Concept (5/5)
Consistency (4/5)
Consequence (4.5/5)
Cohesion (5/5)
Songs (4.5/5)

Related Links:
My review of August and Everything After
AMG review of Recovering the Satellites
Duritz on the songs
SputnikMusic reviews of Recovering the Satellites

Worth Shouting About: Free EP from Follow The Train!

The Great Disturbance EP

Well that’s just too cool — the apparently re-united Louisville space-rock powerhouse Follow The Train is giving their 2005 (out-of-print) EP The Great Disturbance away for free on their newly re-vamped website. So give the second track, “Wake Up”, a listen below, and then head on over and download some costless goodness. And while you’re there, you may as well pick up Mercury or A Breath of Sigh, excellent releases in their own right…

If you’ve never heard Follow The Train, you’re in for a dose of anthemic, dreamy rock that is part-U2, part-Pixies, part-Afghan Whigs, and part-Cure. That is to say, there is a late-80’s indie throwback feel to their work, a sound I’m happy to hear making a resurgence in their little corner of the music world.
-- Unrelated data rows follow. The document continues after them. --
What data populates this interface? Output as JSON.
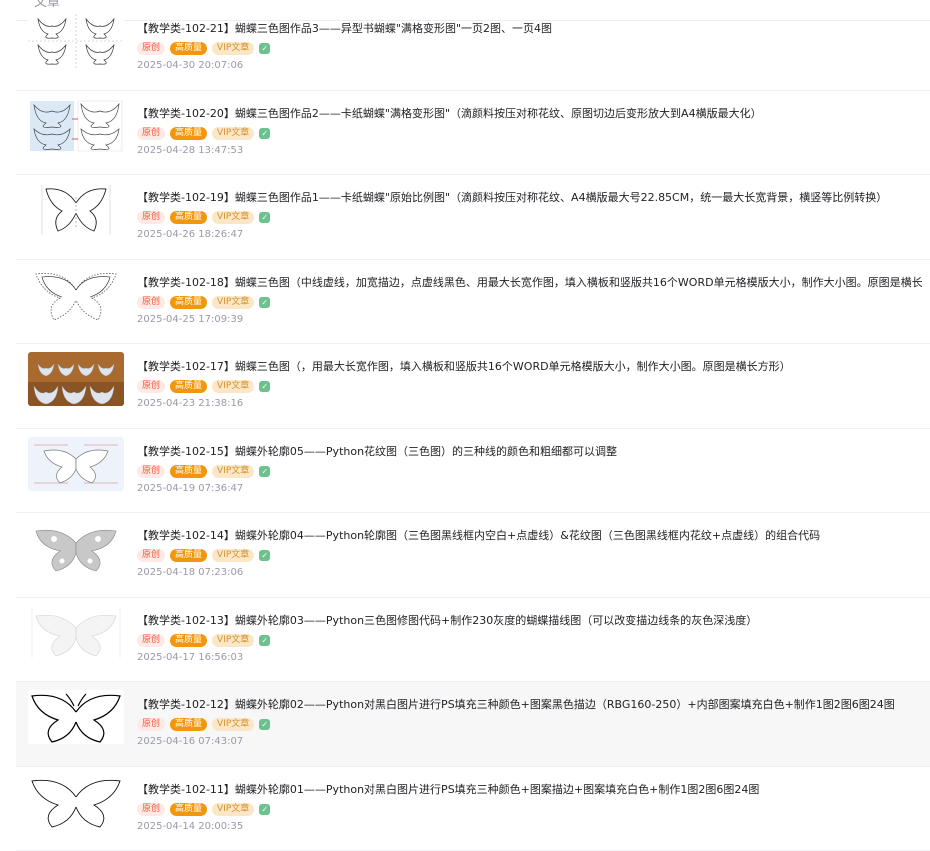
{
  "header": {
    "tab_label": "文章"
  },
  "badges": {
    "original": "原创",
    "quality": "高质量",
    "vip": "VIP文章"
  },
  "articles": [
    {
      "title": "【教学类-102-21】蝴蝶三色图作品3——异型书蝴蝶\"满格变形图\"一页2图、一页4图",
      "date": "2025-04-30 20:07:06",
      "thumb_icon": "butterfly-grid-icon"
    },
    {
      "title": "【教学类-102-20】蝴蝶三色图作品2——卡纸蝴蝶\"满格变形图\"（滴颜料按压对称花纹、原图切边后变形放大到A4横版最大化）",
      "date": "2025-04-28 13:47:53",
      "thumb_icon": "butterfly-compare-icon"
    },
    {
      "title": "【教学类-102-19】蝴蝶三色图作品1——卡纸蝴蝶\"原始比例图\"（滴颜料按压对称花纹、A4横版最大号22.85CM，统一最大长宽背景，横竖等比例转换）",
      "date": "2025-04-26 18:26:47",
      "thumb_icon": "butterfly-outline-icon"
    },
    {
      "title": "【教学类-102-18】蝴蝶三色图（中线虚线，加宽描边，点虚线黑色、用最大长宽作图，填入横板和竖版共16个WORD单元格模版大小，制作大小图。原图是横长",
      "date": "2025-04-25 17:09:39",
      "thumb_icon": "butterfly-dotted-icon"
    },
    {
      "title": "【教学类-102-17】蝴蝶三色图（，用最大长宽作图，填入横板和竖版共16个WORD单元格模版大小，制作大小图。原图是横长方形）",
      "date": "2025-04-23 21:38:16",
      "thumb_icon": "butterfly-photo-icon"
    },
    {
      "title": "【教学类-102-15】蝴蝶外轮廓05——Python花纹图（三色图）的三种线的颜色和粗细都可以调整",
      "date": "2025-04-19 07:36:47",
      "thumb_icon": "butterfly-pattern-icon"
    },
    {
      "title": "【教学类-102-14】蝴蝶外轮廓04——Python轮廓图（三色图黑线框内空白+点虚线）&花纹图（三色图黑线框内花纹+点虚线）的组合代码",
      "date": "2025-04-18 07:23:06",
      "thumb_icon": "butterfly-gray-icon"
    },
    {
      "title": "【教学类-102-13】蝴蝶外轮廓03——Python三色图修图代码+制作230灰度的蝴蝶描线图（可以改变描边线条的灰色深浅度）",
      "date": "2025-04-17 16:56:03",
      "thumb_icon": "butterfly-light-icon"
    },
    {
      "title": "【教学类-102-12】蝴蝶外轮廓02——Python对黑白图片进行PS填充三种颜色+图案黑色描边（RBG160-250）+内部图案填充白色+制作1图2图6图24图",
      "date": "2025-04-16 07:43:07",
      "thumb_icon": "butterfly-black-icon"
    },
    {
      "title": "【教学类-102-11】蝴蝶外轮廓01——Python对黑白图片进行PS填充三种颜色+图案描边+图案填充白色+制作1图2图6图24图",
      "date": "2025-04-14 20:00:35",
      "thumb_icon": "butterfly-black-icon"
    }
  ]
}
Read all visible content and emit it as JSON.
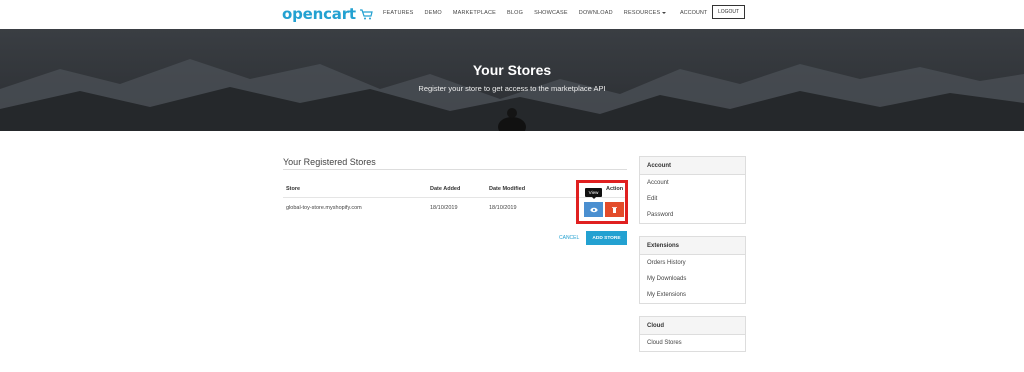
{
  "header": {
    "logo_text": "opencart",
    "nav": [
      "FEATURES",
      "DEMO",
      "MARKETPLACE",
      "BLOG",
      "SHOWCASE",
      "DOWNLOAD",
      "RESOURCES"
    ],
    "account_label": "ACCOUNT",
    "logout_label": "LOGOUT"
  },
  "hero": {
    "title": "Your Stores",
    "subtitle": "Register your store to get access to the marketplace API"
  },
  "main": {
    "section_title": "Your Registered Stores",
    "columns": [
      "Store",
      "Date Added",
      "Date Modified",
      "Action"
    ],
    "rows": [
      {
        "store": "global-toy-store.myshopify.com",
        "date_added": "18/10/2019",
        "date_modified": "18/10/2019"
      }
    ],
    "tooltip": "View",
    "cancel_label": "CANCEL",
    "add_store_label": "ADD STORE"
  },
  "sidebar": {
    "panels": [
      {
        "title": "Account",
        "items": [
          "Account",
          "Edit",
          "Password"
        ]
      },
      {
        "title": "Extensions",
        "items": [
          "Orders History",
          "My Downloads",
          "My Extensions"
        ]
      },
      {
        "title": "Cloud",
        "items": [
          "Cloud Stores"
        ]
      }
    ]
  },
  "colors": {
    "brand": "#23a1d1",
    "view_button": "#4a8fd0",
    "delete_button": "#e34b2a",
    "highlight": "#e02020"
  },
  "icons": {
    "view": "eye-icon",
    "delete": "trash-icon",
    "cart": "cart-icon"
  }
}
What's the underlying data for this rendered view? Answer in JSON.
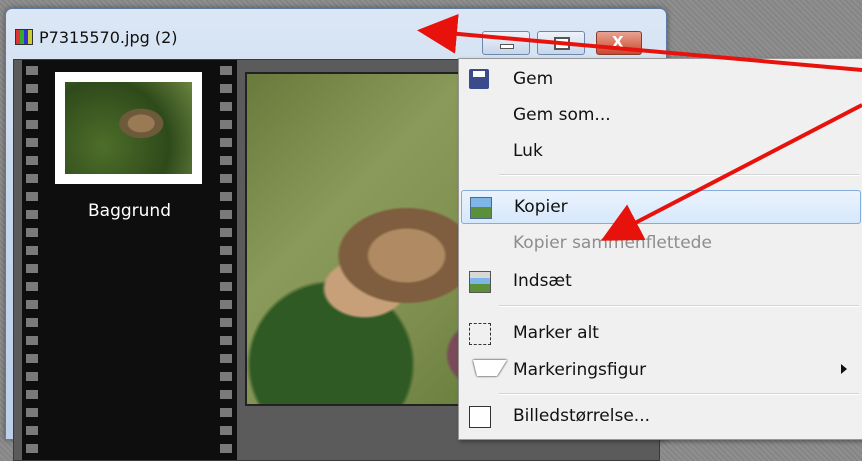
{
  "window": {
    "title": "P7315570.jpg (2)",
    "buttons": [
      "minimize",
      "maximize",
      "close"
    ],
    "close_glyph": "X"
  },
  "filmstrip": {
    "thumbnail_label": "Baggrund"
  },
  "context_menu": {
    "items": [
      {
        "label": "Gem",
        "icon": "save-icon",
        "enabled": true
      },
      {
        "label": "Gem som...",
        "icon": "",
        "enabled": true
      },
      {
        "label": "Luk",
        "icon": "",
        "enabled": true
      },
      {
        "label": "Kopier",
        "icon": "copy-image-icon",
        "enabled": true,
        "highlighted": true
      },
      {
        "label": "Kopier sammenflettede",
        "icon": "",
        "enabled": false
      },
      {
        "label": "Indsæt",
        "icon": "paste-image-icon",
        "enabled": true
      },
      {
        "label": "Marker alt",
        "icon": "select-all-icon",
        "enabled": true
      },
      {
        "label": "Markeringsfigur",
        "icon": "cursor-icon",
        "enabled": true,
        "submenu": true
      },
      {
        "label": "Billedstørrelse...",
        "icon": "resize-icon",
        "enabled": true
      }
    ]
  },
  "colors": {
    "annotation_arrow": "#e8120c",
    "menu_highlight": "#d6e8fb"
  }
}
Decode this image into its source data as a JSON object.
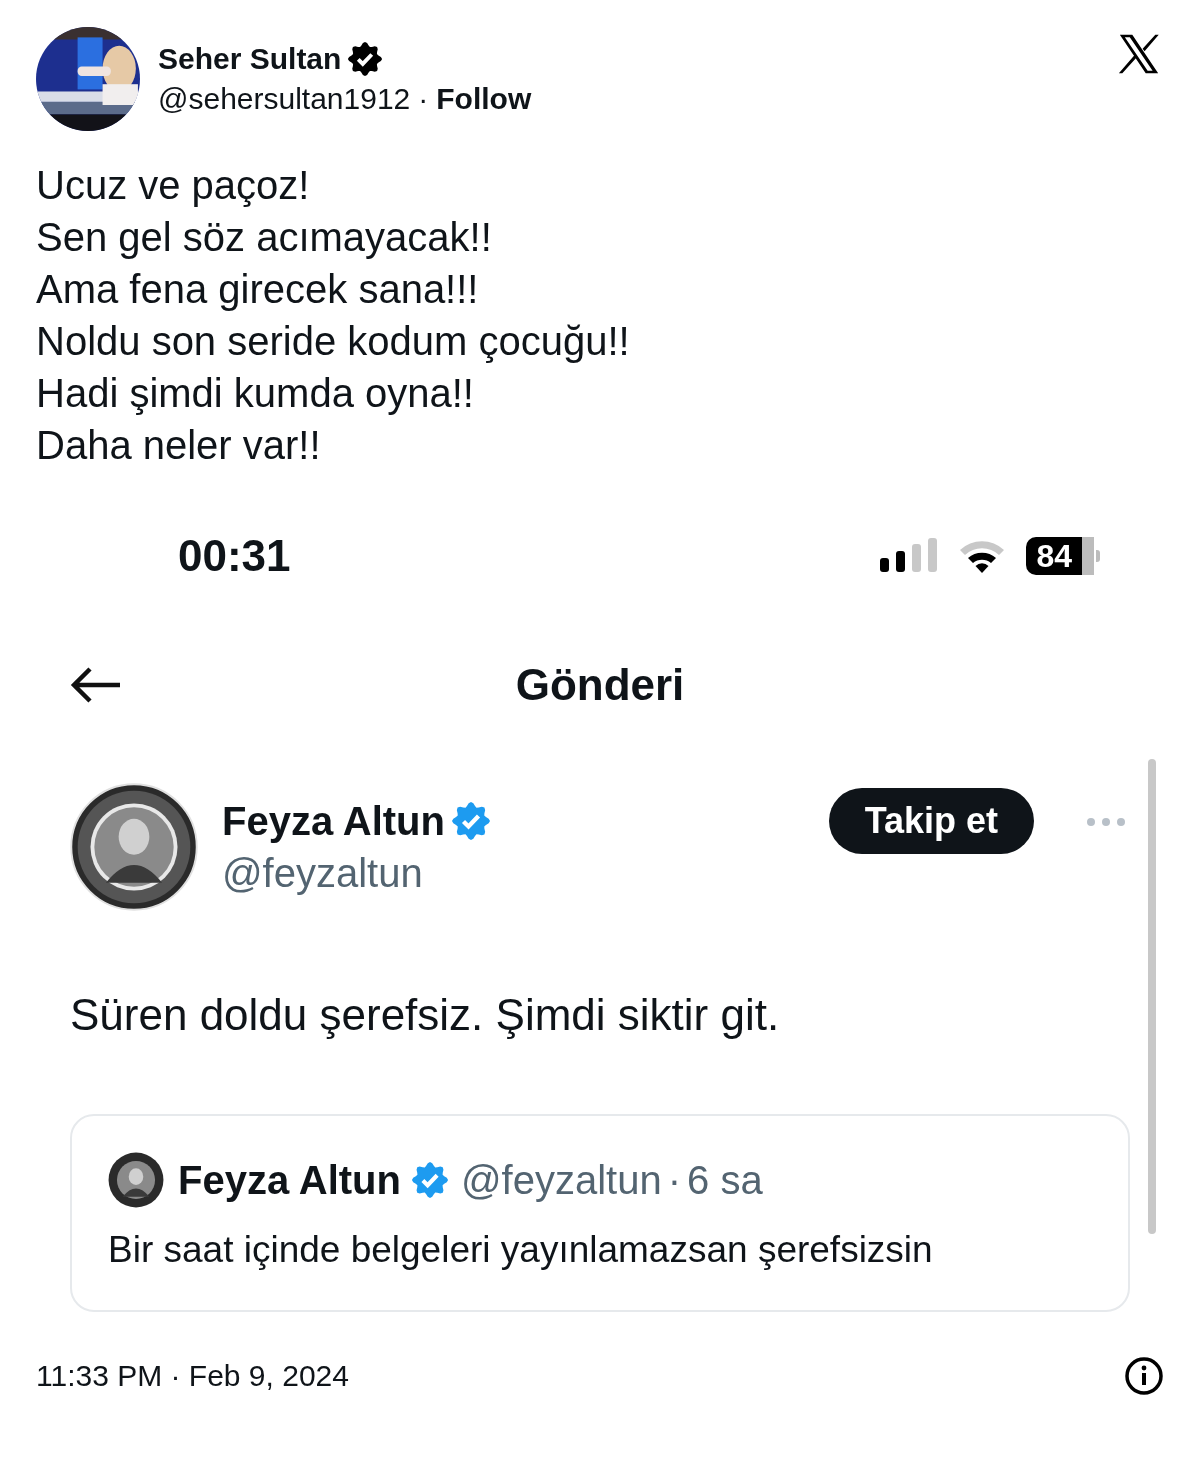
{
  "author": {
    "name": "Seher Sultan",
    "verified": true,
    "handle": "@sehersultan1912",
    "separator": "·",
    "follow": "Follow"
  },
  "text_lines": [
    "Ucuz ve paçoz!",
    "Sen gel söz acımayacak!!",
    "Ama fena girecek sana!!!",
    "Noldu son seride kodum çocuğu!!",
    "Hadi şimdi kumda oyna!!",
    "Daha neler var!!"
  ],
  "screenshot": {
    "status_bar": {
      "time": "00:31",
      "battery": "84"
    },
    "nav": {
      "title": "Gönderi"
    },
    "post": {
      "name": "Feyza Altun",
      "verified": true,
      "handle": "@feyzaltun",
      "follow_button": "Takip et",
      "text": "Süren doldu şerefsiz. Şimdi siktir git.",
      "quote": {
        "name": "Feyza Altun",
        "verified": true,
        "handle": "@feyzaltun",
        "separator": "·",
        "time": "6 sa",
        "text": "Bir saat içinde belgeleri yayınlamazsan şerefsizsin"
      }
    }
  },
  "timestamp": "11:33 PM · Feb 9, 2024"
}
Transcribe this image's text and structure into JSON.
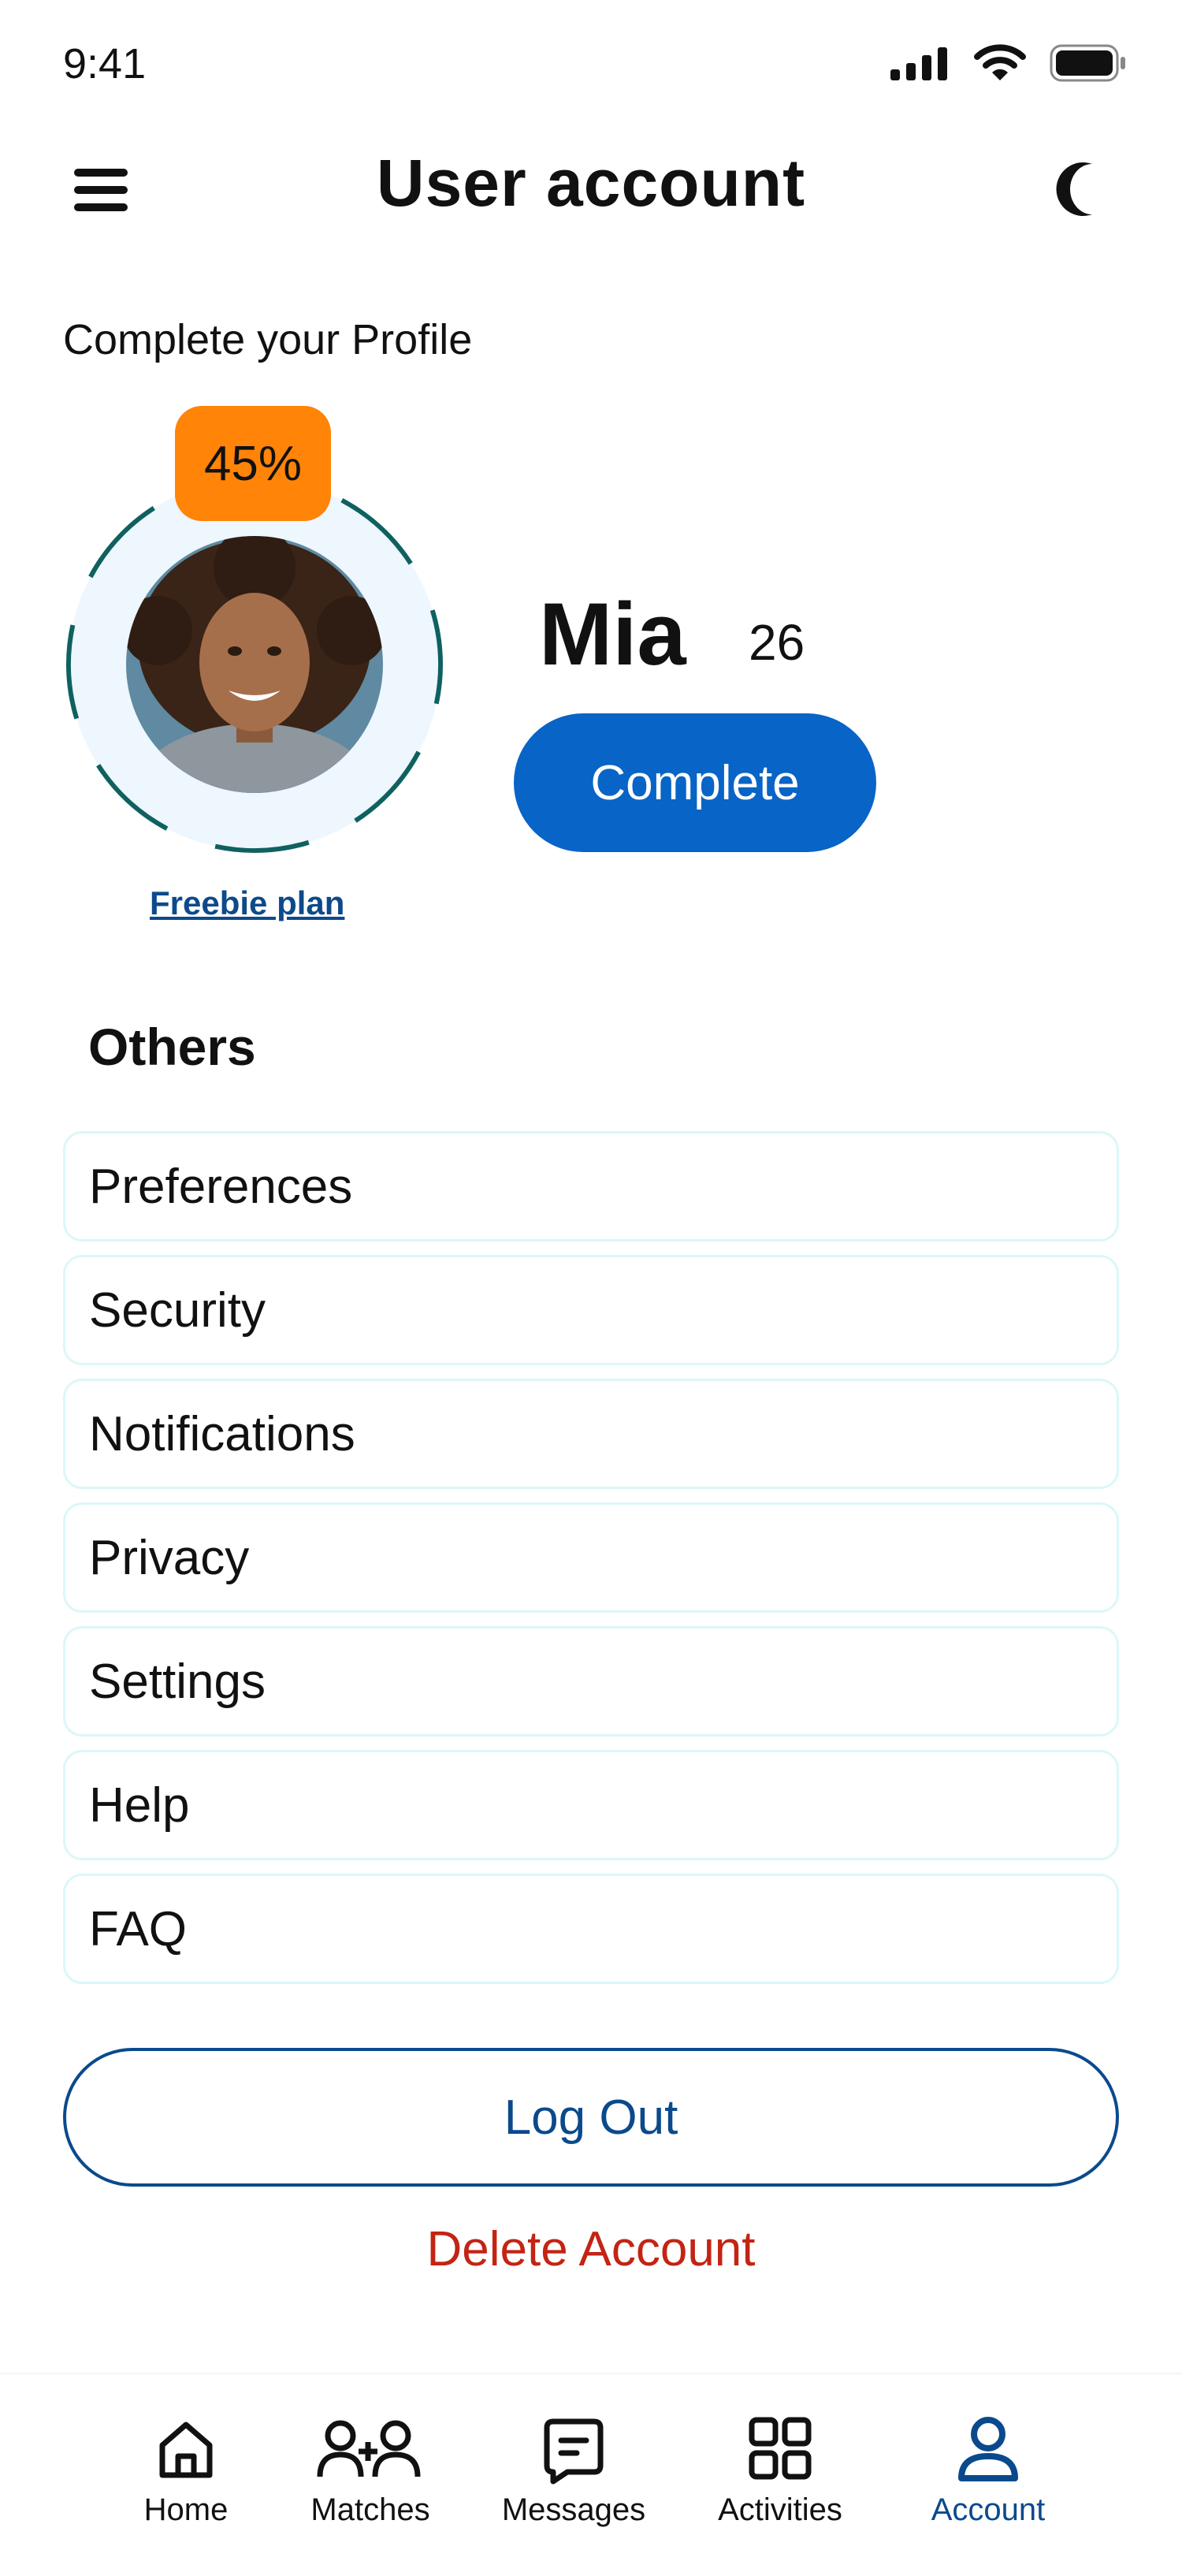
{
  "status_bar": {
    "time": "9:41"
  },
  "header": {
    "title": "User account"
  },
  "profile": {
    "complete_heading": "Complete your Profile",
    "progress_percent": 45,
    "progress_label": "45%",
    "plan_link": "Freebie plan",
    "name": "Mia",
    "age": "26",
    "complete_button": "Complete"
  },
  "others": {
    "title": "Others",
    "items": [
      {
        "label": "Preferences"
      },
      {
        "label": "Security"
      },
      {
        "label": "Notifications"
      },
      {
        "label": "Privacy"
      },
      {
        "label": "Settings"
      },
      {
        "label": "Help"
      },
      {
        "label": "FAQ"
      }
    ]
  },
  "actions": {
    "logout": "Log Out",
    "delete": "Delete Account"
  },
  "tabs": [
    {
      "label": "Home",
      "icon": "home-icon"
    },
    {
      "label": "Matches",
      "icon": "matches-icon"
    },
    {
      "label": "Messages",
      "icon": "messages-icon"
    },
    {
      "label": "Activities",
      "icon": "activities-icon"
    },
    {
      "label": "Account",
      "icon": "account-icon",
      "active": true
    }
  ],
  "colors": {
    "primary": "#0864c6",
    "navy": "#0a4a8c",
    "badge": "#ff8407",
    "danger": "#c32414",
    "ring": "#0f6160",
    "ring_fill": "#eef6fe"
  }
}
Enjoy!

Download Follow The Train’s Great Disturbance EP for free.

Listen to “Wake Up” by Follow The Train: